# ELECTRICITY

ELECTRIC POTENTIAL AND POTENTIAL DIFFERENCE

Electric charges do not flow in a metallic conductor (e.g. copper wire) by themselves. Here, gravity has no role.

Electrons move only if there is a difference of electric pressure in conductor. It is called potential difference.

Potential difference can be produced by a battery. The chemical action within a cell generates the potential difference across the terminals of the cell, even when no current is drawn from it.

When the cell is connected to a conducting circuit, the potential difference sets the charges in motion and produces an electric current. To maintain this current, the cell has to expend chemical energy stored in it.

The potential difference between two points in an electric circuit is the work done to move a unit charge from one point to the other.

Potential difference (V) between two points = Work done (W)/Charge (Q).

V = W/Q              or          W = VQ
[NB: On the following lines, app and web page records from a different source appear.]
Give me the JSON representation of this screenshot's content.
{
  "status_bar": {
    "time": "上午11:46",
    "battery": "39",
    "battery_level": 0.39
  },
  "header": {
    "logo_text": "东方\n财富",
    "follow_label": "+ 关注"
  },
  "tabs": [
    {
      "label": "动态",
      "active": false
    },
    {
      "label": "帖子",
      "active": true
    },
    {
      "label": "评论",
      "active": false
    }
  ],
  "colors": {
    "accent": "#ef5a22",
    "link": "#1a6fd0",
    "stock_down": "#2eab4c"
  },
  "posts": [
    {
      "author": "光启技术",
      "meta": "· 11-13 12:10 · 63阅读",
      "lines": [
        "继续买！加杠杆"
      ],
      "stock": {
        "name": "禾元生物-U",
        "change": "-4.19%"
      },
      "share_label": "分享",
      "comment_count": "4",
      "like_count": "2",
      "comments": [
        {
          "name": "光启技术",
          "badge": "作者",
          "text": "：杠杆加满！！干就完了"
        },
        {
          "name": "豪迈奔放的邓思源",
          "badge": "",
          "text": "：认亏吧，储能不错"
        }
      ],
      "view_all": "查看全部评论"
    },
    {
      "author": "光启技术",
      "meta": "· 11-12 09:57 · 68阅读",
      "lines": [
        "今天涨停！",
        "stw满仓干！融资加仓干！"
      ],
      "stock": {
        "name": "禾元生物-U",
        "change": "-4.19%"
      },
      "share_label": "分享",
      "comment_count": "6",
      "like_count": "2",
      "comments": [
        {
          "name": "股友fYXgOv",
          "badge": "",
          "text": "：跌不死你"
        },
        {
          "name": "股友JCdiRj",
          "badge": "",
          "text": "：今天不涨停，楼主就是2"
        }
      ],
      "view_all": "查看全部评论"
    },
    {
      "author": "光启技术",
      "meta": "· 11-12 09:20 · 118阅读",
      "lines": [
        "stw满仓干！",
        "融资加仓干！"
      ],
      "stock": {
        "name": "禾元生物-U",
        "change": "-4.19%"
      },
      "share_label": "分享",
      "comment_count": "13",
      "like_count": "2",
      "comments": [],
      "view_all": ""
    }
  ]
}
SI unit of electric potential difference is volt (V), named after Alessandro Volta (Italy, 1745–1827).

One volt is the potential difference between two points in a current carrying conductor when 1 joule of work is done to move 1 coulomb charge from one point to other.

Voltmeter: Instrument to measure potential difference. It is always connected in parallel across points between which the potential difference is to be measured.

Problem: How much work is done in moving a charge of 2 C across two points having a potential difference 12 V?

Solution:

Amount of charge Q = 2 C.

Potential difference V = 12 V.

Amount of work W = VQ.

= 12 V × 2 C                 = 24 J.

CIRCUIT DIAGRAM